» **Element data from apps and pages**

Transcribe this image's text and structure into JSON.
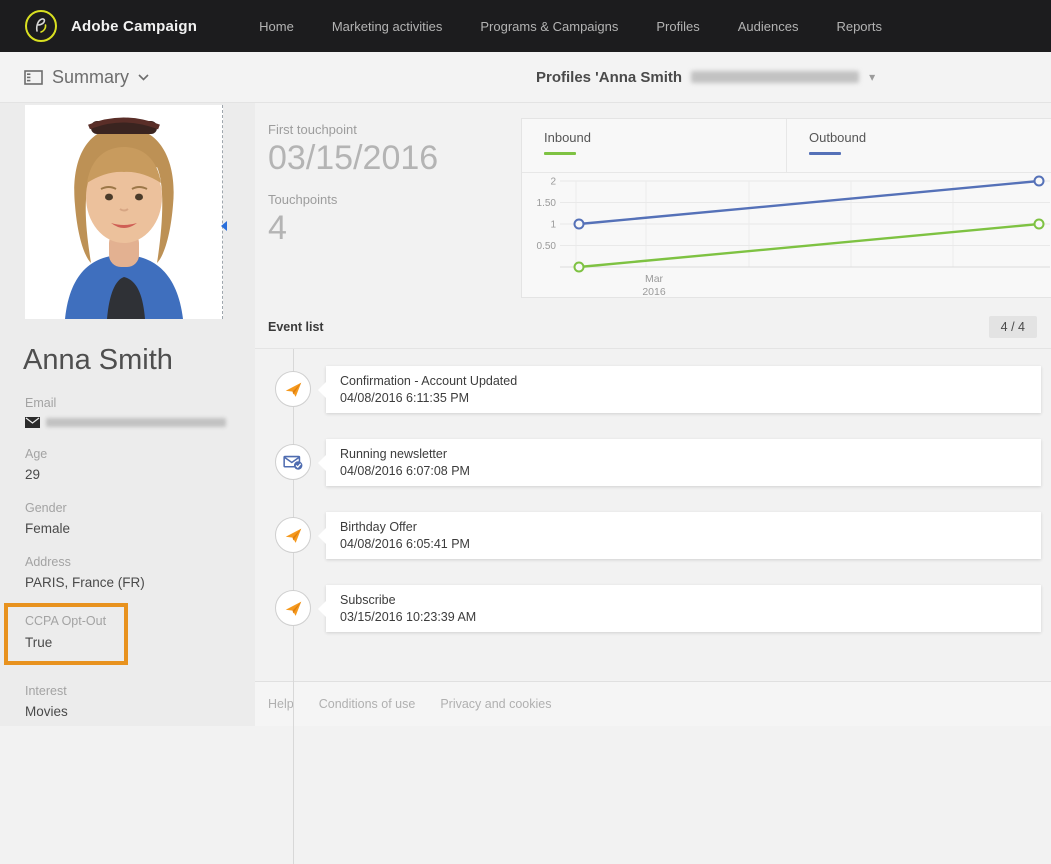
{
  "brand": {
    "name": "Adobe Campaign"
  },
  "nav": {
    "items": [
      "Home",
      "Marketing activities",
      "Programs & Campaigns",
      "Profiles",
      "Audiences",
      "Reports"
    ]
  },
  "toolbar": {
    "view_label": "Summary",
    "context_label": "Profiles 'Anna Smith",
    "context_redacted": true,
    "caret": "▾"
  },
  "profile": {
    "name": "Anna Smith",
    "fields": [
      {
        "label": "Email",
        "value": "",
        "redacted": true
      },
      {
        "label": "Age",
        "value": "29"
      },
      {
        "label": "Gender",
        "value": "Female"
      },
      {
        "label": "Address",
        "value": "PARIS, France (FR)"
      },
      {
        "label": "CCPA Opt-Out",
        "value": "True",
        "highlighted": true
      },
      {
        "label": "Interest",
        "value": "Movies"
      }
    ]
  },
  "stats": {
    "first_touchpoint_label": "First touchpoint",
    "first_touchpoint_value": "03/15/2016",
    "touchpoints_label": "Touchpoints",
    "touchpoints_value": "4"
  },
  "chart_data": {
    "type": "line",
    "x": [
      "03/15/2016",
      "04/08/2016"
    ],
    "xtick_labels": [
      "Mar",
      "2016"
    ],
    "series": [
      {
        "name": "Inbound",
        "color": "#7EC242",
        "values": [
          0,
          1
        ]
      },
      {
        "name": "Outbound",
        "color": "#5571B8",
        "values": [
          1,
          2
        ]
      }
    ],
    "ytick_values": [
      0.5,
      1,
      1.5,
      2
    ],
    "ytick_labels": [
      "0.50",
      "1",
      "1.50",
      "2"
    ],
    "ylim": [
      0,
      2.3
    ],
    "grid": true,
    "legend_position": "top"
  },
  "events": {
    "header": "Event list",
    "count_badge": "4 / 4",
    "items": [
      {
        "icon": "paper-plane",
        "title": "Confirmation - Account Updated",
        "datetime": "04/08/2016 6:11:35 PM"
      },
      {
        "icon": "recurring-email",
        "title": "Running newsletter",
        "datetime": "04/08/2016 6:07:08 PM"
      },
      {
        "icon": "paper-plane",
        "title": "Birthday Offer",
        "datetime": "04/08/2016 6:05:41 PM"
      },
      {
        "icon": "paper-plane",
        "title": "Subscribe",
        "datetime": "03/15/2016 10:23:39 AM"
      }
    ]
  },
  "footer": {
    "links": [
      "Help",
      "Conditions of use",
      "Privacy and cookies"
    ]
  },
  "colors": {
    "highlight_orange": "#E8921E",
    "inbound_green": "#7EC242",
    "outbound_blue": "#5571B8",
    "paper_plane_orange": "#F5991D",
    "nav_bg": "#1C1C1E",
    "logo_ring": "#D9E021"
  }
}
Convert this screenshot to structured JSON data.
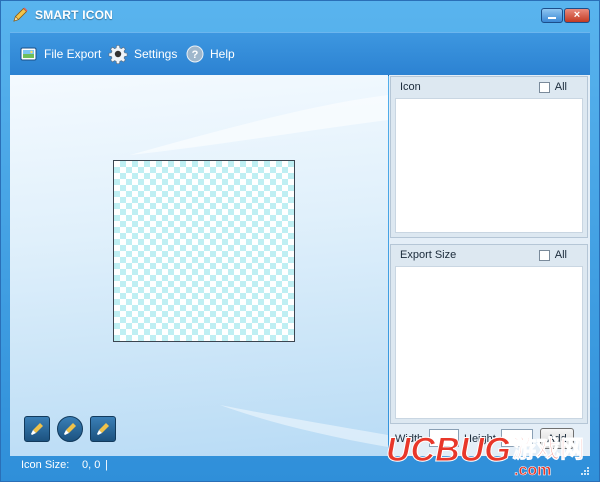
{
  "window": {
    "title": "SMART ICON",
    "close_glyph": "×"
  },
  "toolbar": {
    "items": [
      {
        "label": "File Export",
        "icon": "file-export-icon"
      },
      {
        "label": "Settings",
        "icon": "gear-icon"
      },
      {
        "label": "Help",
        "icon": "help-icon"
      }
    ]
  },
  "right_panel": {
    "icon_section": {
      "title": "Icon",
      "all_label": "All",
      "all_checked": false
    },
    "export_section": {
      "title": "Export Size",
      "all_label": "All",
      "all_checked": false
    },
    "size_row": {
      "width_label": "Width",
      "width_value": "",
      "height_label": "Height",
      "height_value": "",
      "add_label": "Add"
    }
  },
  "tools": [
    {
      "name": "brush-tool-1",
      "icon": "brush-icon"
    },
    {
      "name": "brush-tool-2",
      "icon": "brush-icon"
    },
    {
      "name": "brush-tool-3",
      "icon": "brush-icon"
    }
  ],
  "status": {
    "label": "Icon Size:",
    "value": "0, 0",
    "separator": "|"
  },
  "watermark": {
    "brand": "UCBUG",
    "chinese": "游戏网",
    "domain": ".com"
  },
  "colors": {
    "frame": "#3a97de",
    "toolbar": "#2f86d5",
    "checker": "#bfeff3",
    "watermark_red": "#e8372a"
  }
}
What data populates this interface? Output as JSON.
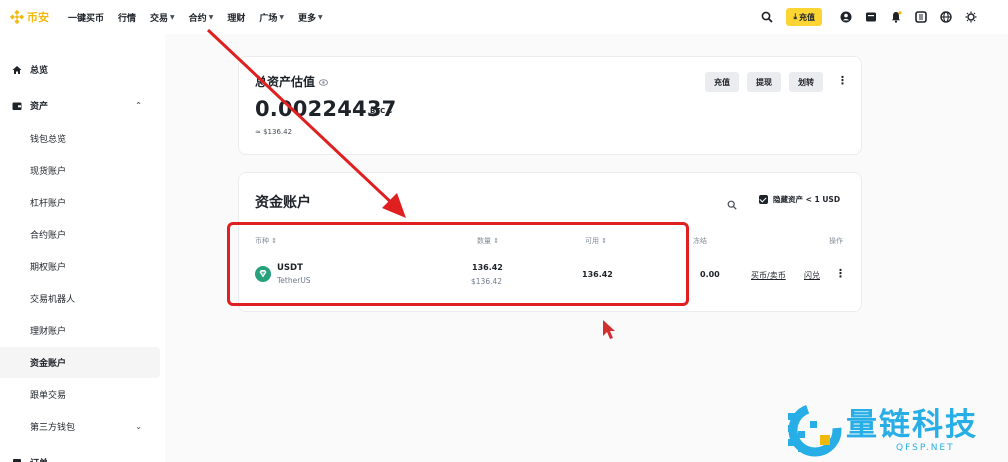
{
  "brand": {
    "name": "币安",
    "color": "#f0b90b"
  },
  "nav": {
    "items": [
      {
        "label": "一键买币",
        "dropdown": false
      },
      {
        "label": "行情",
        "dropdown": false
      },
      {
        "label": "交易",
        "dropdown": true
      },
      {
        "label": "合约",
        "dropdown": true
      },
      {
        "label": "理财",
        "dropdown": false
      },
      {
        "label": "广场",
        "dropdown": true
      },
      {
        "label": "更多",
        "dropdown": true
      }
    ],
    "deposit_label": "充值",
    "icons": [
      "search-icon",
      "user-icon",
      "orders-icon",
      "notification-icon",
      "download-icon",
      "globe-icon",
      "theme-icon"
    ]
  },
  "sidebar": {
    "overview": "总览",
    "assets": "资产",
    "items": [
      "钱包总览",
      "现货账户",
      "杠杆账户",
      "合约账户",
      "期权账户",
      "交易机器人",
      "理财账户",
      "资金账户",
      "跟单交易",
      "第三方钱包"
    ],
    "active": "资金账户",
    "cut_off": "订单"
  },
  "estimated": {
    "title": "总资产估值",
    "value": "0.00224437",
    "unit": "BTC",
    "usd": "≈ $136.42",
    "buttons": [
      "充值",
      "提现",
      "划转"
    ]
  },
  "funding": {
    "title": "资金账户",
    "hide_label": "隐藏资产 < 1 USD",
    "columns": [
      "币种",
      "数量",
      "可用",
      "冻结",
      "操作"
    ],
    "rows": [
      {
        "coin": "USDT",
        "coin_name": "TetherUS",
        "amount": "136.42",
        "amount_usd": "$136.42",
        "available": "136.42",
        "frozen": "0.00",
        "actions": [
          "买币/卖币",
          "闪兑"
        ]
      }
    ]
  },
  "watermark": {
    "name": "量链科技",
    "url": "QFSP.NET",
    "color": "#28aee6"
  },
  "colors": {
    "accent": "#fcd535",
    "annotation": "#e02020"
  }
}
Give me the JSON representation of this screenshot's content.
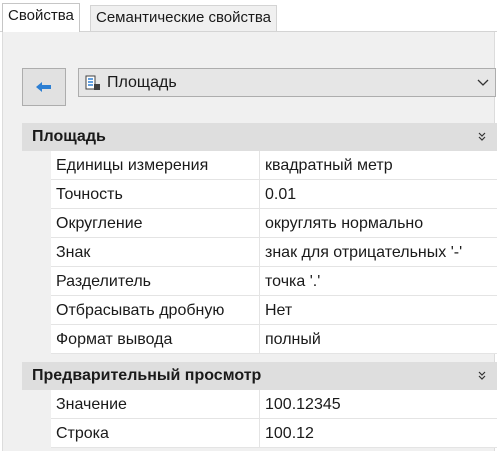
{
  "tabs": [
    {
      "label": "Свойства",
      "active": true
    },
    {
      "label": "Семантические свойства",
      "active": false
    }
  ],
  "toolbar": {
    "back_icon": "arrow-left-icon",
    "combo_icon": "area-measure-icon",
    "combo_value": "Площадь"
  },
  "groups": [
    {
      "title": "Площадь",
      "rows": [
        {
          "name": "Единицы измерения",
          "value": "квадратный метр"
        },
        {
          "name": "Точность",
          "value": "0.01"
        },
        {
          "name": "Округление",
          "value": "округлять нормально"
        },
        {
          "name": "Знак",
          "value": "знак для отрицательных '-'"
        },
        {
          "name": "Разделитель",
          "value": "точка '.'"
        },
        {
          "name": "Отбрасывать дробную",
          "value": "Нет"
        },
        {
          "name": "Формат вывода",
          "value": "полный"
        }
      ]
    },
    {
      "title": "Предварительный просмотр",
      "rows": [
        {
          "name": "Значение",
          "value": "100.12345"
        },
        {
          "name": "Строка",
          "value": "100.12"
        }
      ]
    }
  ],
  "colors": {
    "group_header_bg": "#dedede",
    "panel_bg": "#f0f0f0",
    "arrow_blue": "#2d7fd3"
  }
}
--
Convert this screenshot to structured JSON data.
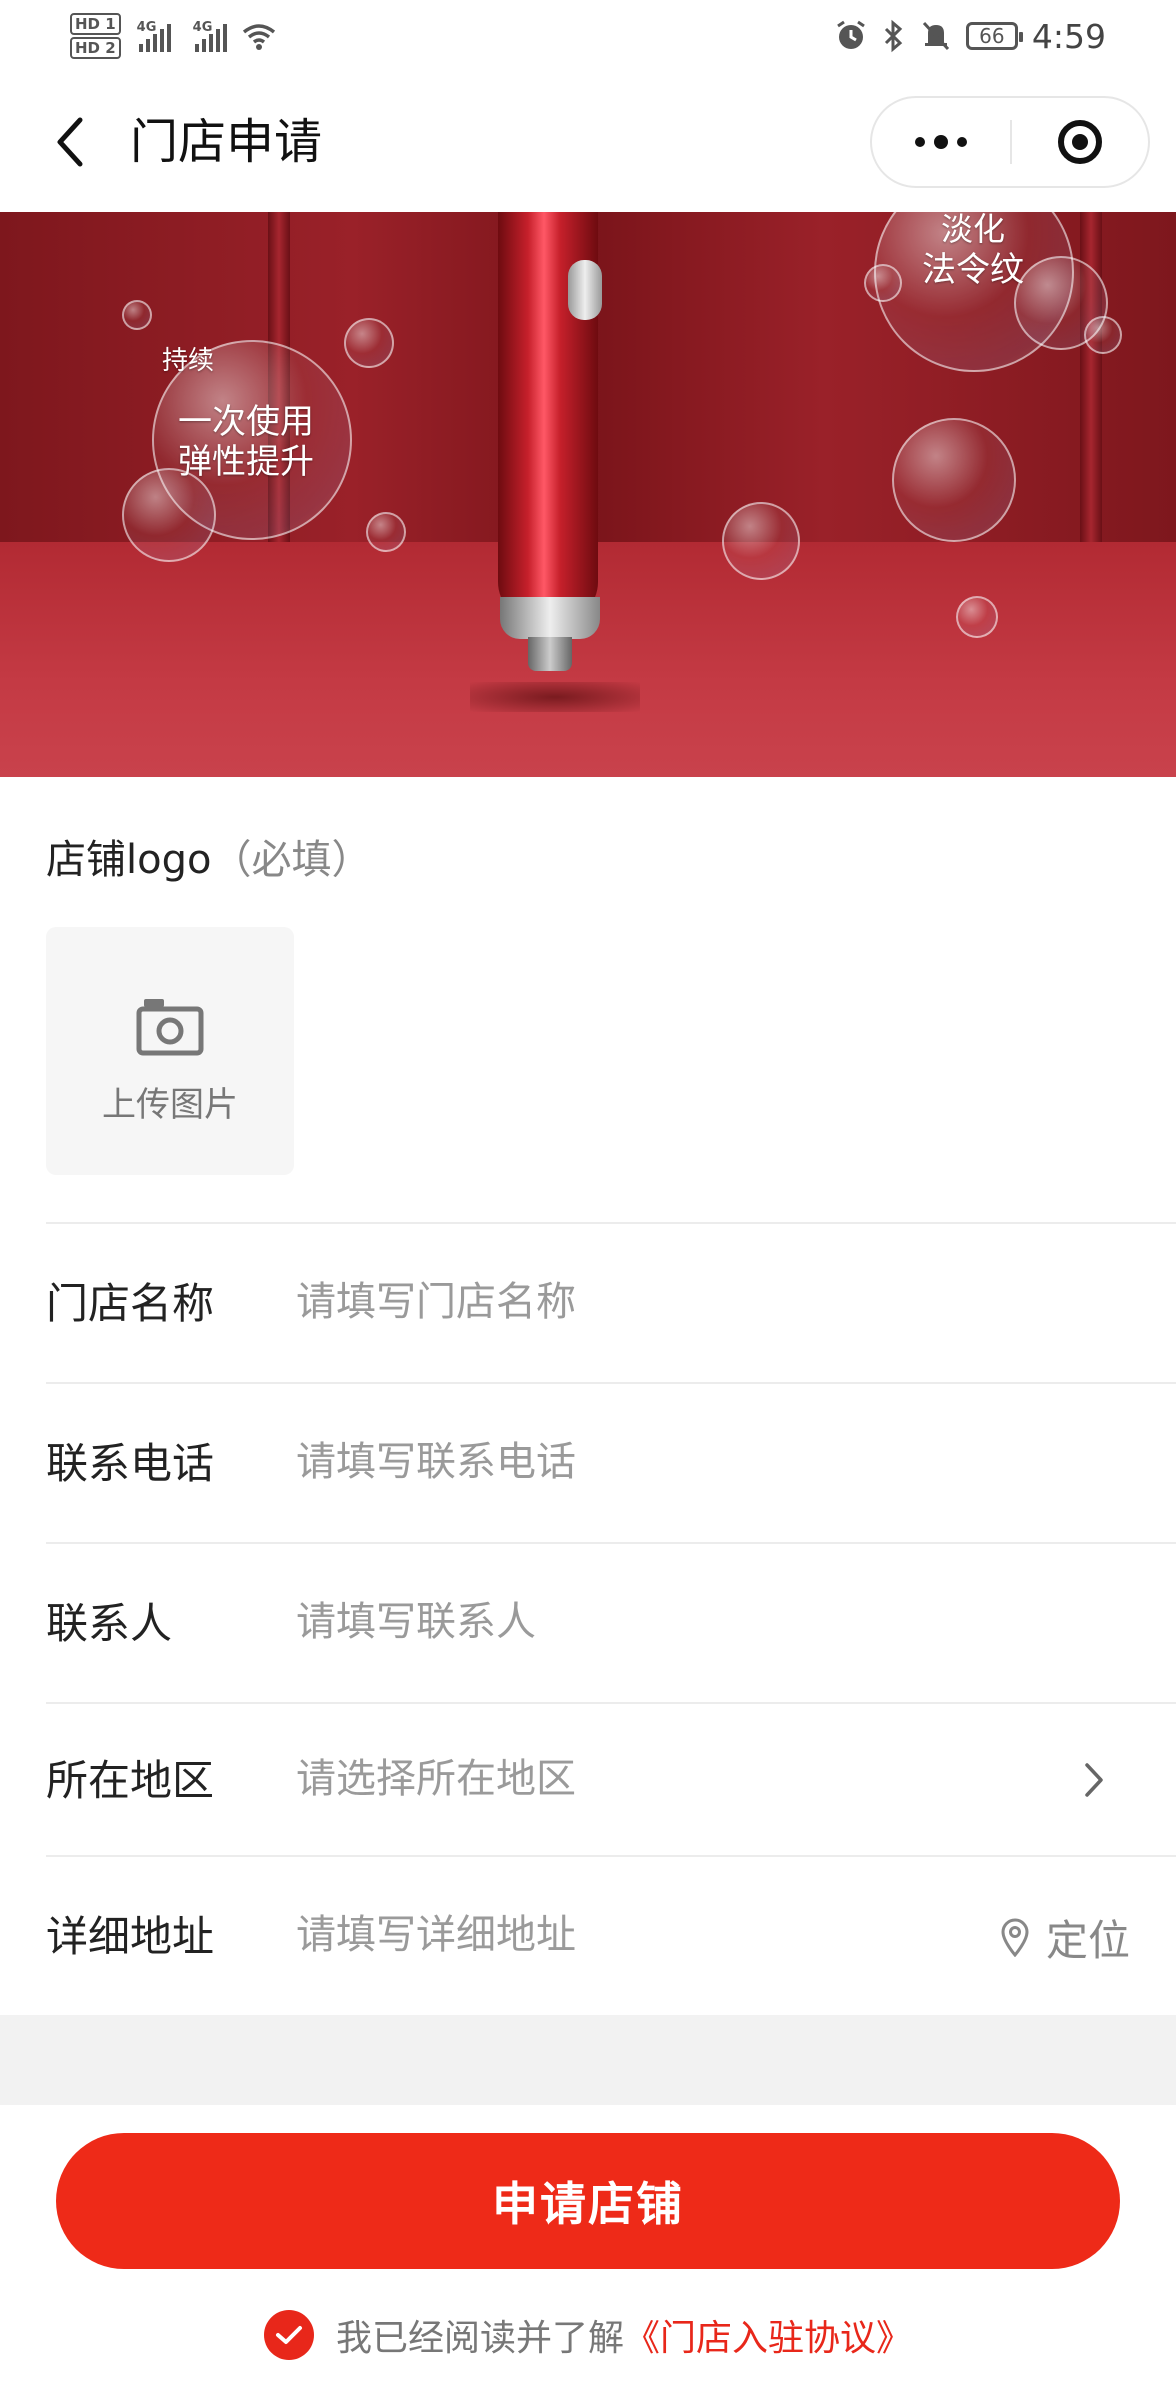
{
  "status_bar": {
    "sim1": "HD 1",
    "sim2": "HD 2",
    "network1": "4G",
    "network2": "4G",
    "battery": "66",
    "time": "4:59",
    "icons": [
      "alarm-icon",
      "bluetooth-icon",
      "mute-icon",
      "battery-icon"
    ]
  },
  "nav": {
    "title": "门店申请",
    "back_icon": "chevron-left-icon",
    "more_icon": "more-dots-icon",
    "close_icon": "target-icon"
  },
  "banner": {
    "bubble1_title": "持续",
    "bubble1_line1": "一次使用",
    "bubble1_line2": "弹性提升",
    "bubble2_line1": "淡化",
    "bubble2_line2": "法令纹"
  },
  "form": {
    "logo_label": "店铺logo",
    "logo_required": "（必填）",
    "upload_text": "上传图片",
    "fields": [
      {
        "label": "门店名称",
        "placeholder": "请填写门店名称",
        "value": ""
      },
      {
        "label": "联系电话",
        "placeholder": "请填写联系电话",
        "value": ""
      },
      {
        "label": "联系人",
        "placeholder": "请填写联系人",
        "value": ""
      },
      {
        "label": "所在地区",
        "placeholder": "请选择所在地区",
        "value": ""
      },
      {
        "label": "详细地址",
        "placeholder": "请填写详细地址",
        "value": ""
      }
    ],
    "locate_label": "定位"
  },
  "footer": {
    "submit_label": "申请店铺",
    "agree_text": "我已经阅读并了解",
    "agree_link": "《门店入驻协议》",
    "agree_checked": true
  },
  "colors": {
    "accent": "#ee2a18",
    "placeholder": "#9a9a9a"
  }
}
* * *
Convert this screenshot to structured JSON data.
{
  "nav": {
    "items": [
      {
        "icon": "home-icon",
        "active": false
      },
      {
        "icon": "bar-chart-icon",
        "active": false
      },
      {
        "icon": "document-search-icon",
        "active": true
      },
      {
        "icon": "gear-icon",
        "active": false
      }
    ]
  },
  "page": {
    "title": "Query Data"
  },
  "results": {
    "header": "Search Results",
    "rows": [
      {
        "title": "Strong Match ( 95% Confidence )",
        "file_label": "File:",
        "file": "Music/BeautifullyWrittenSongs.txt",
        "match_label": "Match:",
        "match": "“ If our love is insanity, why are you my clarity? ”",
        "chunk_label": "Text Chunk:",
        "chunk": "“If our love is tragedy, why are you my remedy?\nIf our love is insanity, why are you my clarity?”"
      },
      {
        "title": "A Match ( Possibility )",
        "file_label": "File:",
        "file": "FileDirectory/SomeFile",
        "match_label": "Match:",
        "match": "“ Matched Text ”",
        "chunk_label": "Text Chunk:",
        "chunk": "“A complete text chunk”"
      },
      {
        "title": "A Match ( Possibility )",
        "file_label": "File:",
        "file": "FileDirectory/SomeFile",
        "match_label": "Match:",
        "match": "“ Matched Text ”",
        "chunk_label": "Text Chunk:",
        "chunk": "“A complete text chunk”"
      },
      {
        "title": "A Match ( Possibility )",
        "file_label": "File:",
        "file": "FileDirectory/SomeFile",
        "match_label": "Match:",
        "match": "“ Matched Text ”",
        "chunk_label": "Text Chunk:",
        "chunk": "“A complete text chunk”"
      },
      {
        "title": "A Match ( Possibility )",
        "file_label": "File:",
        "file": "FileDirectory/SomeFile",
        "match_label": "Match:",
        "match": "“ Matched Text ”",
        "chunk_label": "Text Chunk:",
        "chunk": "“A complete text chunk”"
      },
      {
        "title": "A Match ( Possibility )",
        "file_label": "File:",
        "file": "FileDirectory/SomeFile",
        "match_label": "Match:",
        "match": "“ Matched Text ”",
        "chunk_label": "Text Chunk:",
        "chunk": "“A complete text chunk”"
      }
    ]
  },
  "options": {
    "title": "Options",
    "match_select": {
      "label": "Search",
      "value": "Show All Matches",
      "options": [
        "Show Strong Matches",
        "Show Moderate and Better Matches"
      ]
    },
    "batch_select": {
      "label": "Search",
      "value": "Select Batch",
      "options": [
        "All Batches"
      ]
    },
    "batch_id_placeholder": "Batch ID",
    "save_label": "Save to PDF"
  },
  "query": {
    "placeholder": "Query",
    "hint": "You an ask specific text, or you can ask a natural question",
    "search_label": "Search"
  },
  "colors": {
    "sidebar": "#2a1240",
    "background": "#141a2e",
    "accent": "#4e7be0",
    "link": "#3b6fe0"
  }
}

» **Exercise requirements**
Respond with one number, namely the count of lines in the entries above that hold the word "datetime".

» **Output below**
4